ABOUT THIS EXERCISE >> Copy every line that contains the string "Documents" from the entries below.

AVAILABLE DATA >>

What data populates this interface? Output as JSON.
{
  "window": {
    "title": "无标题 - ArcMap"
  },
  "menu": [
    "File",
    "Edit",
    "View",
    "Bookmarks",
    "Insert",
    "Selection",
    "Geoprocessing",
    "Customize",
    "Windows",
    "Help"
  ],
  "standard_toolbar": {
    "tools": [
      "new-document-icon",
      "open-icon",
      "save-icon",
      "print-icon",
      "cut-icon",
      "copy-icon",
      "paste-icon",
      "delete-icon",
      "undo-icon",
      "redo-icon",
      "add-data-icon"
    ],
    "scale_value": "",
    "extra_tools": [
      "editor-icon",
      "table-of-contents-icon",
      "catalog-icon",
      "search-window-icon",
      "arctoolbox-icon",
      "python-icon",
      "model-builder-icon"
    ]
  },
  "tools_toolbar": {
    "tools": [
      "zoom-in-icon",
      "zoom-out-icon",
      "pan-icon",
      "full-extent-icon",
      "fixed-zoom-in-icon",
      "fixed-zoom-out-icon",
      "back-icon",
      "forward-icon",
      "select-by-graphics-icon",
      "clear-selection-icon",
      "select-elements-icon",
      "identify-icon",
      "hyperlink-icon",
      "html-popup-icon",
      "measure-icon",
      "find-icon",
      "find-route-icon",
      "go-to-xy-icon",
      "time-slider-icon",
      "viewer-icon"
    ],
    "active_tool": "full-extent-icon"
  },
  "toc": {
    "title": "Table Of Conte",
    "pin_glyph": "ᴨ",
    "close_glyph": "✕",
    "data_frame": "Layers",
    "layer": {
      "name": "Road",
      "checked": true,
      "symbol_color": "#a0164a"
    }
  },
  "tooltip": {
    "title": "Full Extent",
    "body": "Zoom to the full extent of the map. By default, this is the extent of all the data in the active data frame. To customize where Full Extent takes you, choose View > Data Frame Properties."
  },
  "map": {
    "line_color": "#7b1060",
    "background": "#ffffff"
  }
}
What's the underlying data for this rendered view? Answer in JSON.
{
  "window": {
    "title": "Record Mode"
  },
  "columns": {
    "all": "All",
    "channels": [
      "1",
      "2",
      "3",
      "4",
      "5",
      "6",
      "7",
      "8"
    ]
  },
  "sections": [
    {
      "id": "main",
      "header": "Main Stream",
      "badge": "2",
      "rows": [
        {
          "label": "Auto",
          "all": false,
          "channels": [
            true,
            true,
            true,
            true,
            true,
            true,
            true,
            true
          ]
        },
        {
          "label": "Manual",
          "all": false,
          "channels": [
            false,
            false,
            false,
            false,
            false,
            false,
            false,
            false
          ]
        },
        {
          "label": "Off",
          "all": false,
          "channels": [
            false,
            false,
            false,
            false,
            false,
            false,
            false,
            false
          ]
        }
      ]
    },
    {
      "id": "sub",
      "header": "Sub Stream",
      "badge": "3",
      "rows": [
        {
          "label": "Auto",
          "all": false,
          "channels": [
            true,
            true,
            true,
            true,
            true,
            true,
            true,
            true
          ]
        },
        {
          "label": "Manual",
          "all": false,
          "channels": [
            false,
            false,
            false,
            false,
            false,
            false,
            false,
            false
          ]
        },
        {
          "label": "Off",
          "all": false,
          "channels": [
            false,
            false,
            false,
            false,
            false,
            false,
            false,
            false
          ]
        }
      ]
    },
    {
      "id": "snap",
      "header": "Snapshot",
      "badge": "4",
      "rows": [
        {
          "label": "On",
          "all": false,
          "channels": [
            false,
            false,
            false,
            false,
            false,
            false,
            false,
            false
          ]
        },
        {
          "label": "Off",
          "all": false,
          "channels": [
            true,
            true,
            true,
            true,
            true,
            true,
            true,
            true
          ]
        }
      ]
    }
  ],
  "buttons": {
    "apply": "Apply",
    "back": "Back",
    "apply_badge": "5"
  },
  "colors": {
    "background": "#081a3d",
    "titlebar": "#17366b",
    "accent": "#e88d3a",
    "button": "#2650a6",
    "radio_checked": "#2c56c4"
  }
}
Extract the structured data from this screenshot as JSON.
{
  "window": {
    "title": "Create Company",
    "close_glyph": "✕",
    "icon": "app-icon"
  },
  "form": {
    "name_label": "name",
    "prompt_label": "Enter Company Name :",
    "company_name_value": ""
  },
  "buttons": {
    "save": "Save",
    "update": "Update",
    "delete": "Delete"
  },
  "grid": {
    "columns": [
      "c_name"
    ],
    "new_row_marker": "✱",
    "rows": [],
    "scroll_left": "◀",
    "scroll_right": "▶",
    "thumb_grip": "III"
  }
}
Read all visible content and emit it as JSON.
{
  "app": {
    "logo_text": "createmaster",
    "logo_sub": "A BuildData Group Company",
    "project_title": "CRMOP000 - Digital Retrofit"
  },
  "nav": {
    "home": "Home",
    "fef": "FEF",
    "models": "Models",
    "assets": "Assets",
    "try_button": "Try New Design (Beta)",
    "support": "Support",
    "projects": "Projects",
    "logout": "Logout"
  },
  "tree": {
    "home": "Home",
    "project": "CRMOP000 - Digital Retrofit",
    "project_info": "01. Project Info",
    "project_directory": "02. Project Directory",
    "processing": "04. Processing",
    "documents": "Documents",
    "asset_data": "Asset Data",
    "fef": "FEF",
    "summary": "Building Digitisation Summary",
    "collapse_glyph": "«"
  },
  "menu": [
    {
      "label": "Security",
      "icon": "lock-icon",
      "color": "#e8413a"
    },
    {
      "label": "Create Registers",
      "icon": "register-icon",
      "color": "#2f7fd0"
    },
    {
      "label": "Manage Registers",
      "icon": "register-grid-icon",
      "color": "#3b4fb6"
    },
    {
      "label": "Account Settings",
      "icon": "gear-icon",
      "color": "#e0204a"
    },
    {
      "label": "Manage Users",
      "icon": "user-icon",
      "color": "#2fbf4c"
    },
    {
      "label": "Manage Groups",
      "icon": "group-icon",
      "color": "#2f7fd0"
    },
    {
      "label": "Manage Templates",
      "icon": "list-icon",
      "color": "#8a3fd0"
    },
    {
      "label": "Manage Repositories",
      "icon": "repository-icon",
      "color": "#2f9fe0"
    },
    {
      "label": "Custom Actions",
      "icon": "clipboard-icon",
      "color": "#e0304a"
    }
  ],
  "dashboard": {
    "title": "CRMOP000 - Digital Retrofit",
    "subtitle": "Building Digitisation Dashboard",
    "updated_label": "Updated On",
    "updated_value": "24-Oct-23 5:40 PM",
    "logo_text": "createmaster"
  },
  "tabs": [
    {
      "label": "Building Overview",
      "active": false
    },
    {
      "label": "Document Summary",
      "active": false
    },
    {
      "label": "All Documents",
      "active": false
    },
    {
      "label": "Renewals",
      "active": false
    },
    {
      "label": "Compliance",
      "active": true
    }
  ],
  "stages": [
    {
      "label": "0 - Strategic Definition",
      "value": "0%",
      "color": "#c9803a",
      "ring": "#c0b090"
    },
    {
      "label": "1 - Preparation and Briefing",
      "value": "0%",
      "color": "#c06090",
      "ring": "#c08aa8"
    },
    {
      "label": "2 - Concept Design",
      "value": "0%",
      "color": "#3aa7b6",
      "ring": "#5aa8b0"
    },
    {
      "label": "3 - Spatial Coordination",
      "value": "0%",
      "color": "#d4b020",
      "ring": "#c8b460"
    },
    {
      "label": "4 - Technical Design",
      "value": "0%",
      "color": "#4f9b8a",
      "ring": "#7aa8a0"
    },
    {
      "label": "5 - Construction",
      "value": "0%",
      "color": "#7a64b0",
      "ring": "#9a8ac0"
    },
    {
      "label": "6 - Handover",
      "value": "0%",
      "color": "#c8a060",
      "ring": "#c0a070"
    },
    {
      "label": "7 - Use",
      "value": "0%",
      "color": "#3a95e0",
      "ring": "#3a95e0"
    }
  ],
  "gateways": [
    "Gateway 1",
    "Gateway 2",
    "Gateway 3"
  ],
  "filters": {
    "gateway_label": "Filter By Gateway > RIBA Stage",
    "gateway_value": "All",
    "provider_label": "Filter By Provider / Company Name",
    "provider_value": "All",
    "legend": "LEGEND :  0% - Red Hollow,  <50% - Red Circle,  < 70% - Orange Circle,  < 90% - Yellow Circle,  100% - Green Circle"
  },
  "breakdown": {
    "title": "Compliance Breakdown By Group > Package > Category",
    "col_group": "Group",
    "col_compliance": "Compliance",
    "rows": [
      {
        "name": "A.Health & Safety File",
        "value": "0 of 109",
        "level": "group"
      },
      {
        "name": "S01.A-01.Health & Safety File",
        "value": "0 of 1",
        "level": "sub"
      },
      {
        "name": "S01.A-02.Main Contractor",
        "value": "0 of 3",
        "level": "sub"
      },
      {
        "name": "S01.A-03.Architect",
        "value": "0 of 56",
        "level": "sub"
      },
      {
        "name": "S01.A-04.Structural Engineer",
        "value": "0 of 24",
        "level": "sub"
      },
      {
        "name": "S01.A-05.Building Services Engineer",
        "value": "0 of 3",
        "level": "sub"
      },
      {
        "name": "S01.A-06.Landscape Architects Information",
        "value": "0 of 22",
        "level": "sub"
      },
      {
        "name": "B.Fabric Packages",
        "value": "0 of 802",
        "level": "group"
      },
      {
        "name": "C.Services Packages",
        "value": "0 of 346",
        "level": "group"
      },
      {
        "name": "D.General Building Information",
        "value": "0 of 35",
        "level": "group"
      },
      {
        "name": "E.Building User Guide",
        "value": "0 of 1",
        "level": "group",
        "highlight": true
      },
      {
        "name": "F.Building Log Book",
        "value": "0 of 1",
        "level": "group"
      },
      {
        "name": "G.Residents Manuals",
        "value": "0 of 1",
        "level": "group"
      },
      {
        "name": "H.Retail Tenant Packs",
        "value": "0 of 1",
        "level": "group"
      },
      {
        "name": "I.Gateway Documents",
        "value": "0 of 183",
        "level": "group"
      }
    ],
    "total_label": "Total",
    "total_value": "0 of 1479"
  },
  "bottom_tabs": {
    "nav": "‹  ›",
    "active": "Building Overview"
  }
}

YOUR SOLUTION >>
    "documents": "Documents",
      "label": "All Documents",
        "name": "I.Gateway Documents",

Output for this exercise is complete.